Streams, and their associated floodplains and upland areas, are a vital watershed resource of great economic, cultural, and environmental value. Streams and floodplains perform a number of ecological functions, such as controlling water flow, storing water, removing harmful pollutants from water, and providing habitat for plants and animals, including fish. These habitats tend to support a large number of species, and have a high rate of biological productivity, making them key components of the living landscape.
There are four major stream systems out-letting to Lake Ontario within the CLOCA jurisdiction.
From west to east, they are: Lynde Creek, Oshawa Creek, Black, Harmony, Farewell Creek, and Bowmanville/Soper Creek.

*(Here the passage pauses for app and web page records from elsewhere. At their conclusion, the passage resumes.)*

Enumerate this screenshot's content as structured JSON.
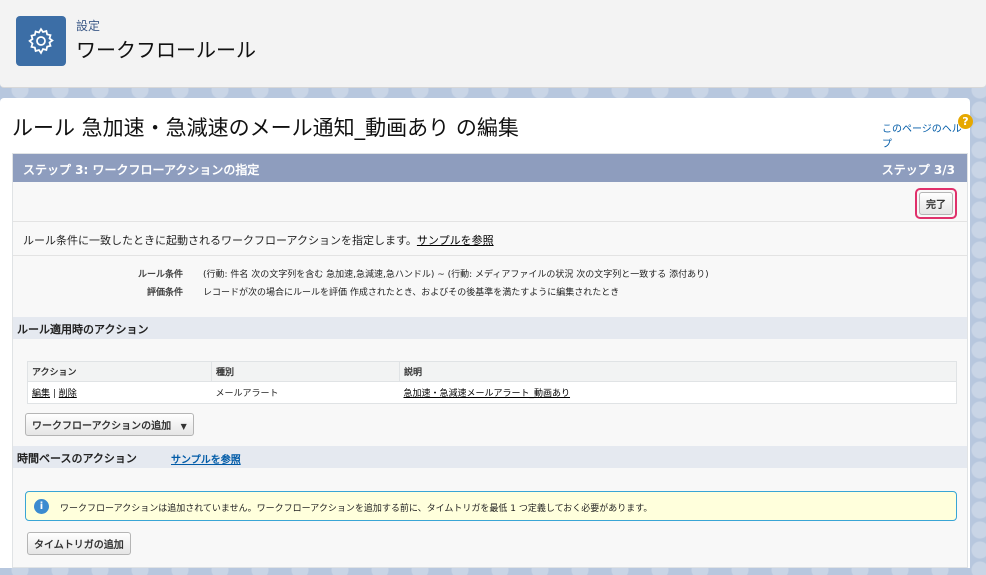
{
  "header": {
    "subtitle": "設定",
    "title": "ワークフロールール",
    "icon": "gear-icon"
  },
  "page": {
    "title": "ルール 急加速・急減速のメール通知_動画あり の編集",
    "help_link": "このページのヘルプ",
    "help_icon": "?"
  },
  "step_bar": {
    "title": "ステップ 3: ワークフローアクションの指定",
    "step": "ステップ 3/3"
  },
  "buttons": {
    "done": "完了",
    "add_workflow_action": "ワークフローアクションの追加",
    "add_time_trigger": "タイムトリガの追加"
  },
  "description": {
    "text": "ルール条件に一致したときに起動されるワークフローアクションを指定します。",
    "link": "サンプルを参照"
  },
  "rule": {
    "criteria_label": "ルール条件",
    "criteria_value": "(行動: 件名 次の文字列を含む 急加速,急減速,急ハンドル) ~ (行動: メディアファイルの状況 次の文字列と一致する 添付あり)",
    "eval_label": "評価条件",
    "eval_value": "レコードが次の場合にルールを評価 作成されたとき、およびその後基準を満たすように編集されたとき"
  },
  "immediate_section": {
    "title": "ルール適用時のアクション"
  },
  "actions_table": {
    "headers": [
      "アクション",
      "種別",
      "説明"
    ],
    "rows": [
      {
        "edit": "編集",
        "sep": " | ",
        "delete": "削除",
        "type": "メールアラート",
        "description": "急加速・急減速メールアラート_動画あり"
      }
    ]
  },
  "time_section": {
    "title": "時間ベースのアクション",
    "link": "サンプルを参照"
  },
  "info": {
    "icon": "i",
    "text": "ワークフローアクションは追加されていません。ワークフローアクションを追加する前に、タイムトリガを最低 1 つ定義しておく必要があります。"
  },
  "colors": {
    "step_bar": "#8e9dbe",
    "highlight": "#e0306b",
    "info_bg": "#ffffdc",
    "info_border": "#39a5d5"
  }
}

There are also numerous smaller drainages, including Pringle Creek, Corbett Creek, Robinson Creek, Tooley Creek and Westside Creek.
The major stream systems in the jurisdiction contain some of the last cold water trout habitats in the Greater Toronto Area. Brook trout, rainbow trout, brown trout, Chinook salmon, and coho salmon are all found within the streams of CLOCA’s jurisdiction, as well as many other interesting fish species. Some of the stream systems outlet to coastal wetlands, providing diverse habitats for wetland and lake species as well, such as northern pike, black crappie, walleye and bass.
Redside dace are also found in some of the stream systems. This species has been listed as Special Concern by the Committee on the Status of Endangered Wildlife in Canada (COSEWIC). This means that redside dace have characteristics that make them particularly sensitive to human activities or natural events, which puts the species at risk.